TASK BRIEF: Each line that includes the word "Yapı" should be copied from the records.

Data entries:
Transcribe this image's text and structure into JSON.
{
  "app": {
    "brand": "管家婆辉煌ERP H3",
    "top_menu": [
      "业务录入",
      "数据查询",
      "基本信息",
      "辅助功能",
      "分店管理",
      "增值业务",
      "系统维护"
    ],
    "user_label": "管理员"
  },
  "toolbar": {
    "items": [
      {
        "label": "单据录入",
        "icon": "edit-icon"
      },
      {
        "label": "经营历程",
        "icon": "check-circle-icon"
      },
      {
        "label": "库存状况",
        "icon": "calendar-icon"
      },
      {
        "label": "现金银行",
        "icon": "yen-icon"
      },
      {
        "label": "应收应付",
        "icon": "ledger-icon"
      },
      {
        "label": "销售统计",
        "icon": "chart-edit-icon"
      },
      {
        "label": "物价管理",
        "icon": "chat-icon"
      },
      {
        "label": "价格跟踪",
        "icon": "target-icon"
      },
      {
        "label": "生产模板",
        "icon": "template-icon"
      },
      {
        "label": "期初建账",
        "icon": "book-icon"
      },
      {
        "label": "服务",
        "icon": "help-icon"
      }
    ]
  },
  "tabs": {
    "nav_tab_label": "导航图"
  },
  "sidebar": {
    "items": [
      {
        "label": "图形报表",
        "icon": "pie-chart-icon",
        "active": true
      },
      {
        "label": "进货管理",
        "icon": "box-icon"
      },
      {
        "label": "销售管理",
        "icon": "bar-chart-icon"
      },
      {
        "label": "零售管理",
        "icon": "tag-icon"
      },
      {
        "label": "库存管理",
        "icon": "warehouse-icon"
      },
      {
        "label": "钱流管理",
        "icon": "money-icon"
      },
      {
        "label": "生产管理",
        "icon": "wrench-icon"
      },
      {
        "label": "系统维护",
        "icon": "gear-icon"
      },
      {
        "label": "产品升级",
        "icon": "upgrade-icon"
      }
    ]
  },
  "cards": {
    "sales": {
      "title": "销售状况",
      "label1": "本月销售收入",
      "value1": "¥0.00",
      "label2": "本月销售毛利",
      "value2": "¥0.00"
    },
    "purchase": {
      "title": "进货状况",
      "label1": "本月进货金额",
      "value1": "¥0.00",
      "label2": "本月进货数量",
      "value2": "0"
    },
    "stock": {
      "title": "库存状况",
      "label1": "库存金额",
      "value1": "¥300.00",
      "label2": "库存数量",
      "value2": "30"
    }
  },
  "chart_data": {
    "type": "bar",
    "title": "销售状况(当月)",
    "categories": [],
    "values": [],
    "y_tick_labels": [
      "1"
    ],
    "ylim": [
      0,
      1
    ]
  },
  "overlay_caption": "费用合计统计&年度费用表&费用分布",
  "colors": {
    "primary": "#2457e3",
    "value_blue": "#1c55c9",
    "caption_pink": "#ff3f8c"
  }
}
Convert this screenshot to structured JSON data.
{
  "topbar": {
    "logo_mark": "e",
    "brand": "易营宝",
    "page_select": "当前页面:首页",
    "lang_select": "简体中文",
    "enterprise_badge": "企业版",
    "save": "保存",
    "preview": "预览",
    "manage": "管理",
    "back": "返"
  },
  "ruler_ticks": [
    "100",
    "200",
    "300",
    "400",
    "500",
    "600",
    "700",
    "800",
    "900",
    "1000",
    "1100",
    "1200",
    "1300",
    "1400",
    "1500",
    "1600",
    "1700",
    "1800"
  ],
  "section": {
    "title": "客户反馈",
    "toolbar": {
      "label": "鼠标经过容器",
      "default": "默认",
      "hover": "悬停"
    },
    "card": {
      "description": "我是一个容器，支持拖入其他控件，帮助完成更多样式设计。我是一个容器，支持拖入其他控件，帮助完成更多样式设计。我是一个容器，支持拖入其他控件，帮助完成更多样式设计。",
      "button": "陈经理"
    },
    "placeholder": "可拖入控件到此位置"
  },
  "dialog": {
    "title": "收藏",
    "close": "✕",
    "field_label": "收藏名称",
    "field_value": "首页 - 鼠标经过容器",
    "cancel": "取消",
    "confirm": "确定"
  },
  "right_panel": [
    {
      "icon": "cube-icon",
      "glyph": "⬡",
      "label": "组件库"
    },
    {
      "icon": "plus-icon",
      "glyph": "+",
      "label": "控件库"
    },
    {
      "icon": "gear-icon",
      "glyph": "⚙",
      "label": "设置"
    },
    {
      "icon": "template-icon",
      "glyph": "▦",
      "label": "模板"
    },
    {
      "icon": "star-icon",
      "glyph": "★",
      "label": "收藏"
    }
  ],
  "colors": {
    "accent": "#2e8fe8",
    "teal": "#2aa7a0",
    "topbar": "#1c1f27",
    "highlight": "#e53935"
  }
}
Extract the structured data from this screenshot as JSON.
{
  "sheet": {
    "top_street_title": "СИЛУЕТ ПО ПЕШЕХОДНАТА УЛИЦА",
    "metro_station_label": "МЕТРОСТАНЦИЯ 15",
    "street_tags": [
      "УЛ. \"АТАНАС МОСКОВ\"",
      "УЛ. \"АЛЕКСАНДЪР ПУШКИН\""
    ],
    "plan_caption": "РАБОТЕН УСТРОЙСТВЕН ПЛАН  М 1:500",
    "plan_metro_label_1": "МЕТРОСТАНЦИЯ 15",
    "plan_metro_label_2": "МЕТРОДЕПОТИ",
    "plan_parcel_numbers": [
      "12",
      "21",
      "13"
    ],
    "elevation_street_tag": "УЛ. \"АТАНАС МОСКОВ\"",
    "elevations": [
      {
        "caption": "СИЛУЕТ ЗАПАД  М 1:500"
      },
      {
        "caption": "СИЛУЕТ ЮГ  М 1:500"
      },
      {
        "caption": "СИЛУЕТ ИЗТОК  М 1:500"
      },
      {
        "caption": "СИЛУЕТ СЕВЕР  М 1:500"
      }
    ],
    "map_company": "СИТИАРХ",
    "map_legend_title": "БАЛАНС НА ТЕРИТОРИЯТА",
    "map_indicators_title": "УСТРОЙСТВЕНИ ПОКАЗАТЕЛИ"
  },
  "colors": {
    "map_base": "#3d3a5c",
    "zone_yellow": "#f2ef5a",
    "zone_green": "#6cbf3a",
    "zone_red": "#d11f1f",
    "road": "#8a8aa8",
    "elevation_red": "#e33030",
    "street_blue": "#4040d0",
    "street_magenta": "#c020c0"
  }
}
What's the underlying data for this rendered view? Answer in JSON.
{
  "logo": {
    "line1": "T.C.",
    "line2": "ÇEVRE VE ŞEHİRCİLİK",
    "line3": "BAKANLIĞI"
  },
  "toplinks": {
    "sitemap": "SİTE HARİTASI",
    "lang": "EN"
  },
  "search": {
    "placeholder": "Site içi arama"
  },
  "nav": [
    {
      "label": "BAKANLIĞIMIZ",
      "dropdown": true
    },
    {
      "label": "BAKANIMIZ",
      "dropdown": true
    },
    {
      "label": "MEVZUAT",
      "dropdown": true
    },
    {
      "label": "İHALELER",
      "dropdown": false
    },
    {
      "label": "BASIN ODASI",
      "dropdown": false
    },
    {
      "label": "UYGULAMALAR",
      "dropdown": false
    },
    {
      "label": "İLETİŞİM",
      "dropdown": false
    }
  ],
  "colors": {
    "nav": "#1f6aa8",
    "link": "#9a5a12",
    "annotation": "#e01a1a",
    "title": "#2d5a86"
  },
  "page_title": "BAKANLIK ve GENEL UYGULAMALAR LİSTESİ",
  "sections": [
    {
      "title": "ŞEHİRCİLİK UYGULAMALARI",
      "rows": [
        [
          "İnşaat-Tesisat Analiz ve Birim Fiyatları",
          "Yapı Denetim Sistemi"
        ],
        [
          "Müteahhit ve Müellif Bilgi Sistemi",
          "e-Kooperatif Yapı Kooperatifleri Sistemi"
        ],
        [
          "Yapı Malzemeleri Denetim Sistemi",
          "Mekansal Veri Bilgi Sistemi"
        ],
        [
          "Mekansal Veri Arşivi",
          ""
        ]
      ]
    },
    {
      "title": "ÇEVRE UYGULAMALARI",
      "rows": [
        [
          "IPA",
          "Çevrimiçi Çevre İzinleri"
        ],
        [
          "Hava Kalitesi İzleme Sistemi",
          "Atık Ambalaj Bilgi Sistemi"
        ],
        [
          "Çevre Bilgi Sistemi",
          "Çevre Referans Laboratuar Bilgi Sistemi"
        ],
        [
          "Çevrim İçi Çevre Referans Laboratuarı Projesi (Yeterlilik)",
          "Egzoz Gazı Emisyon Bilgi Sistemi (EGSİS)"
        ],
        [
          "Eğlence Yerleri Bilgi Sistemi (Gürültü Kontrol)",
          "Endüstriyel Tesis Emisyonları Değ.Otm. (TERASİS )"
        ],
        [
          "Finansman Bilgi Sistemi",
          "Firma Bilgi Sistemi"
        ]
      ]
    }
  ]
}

WRITTEN RESPONSE:
          "Yapı Denetim Sistemi"
          "e-Kooperatif Yapı Kooperatifleri Sistemi"
          "Yapı Malzemeleri Denetim Sistemi",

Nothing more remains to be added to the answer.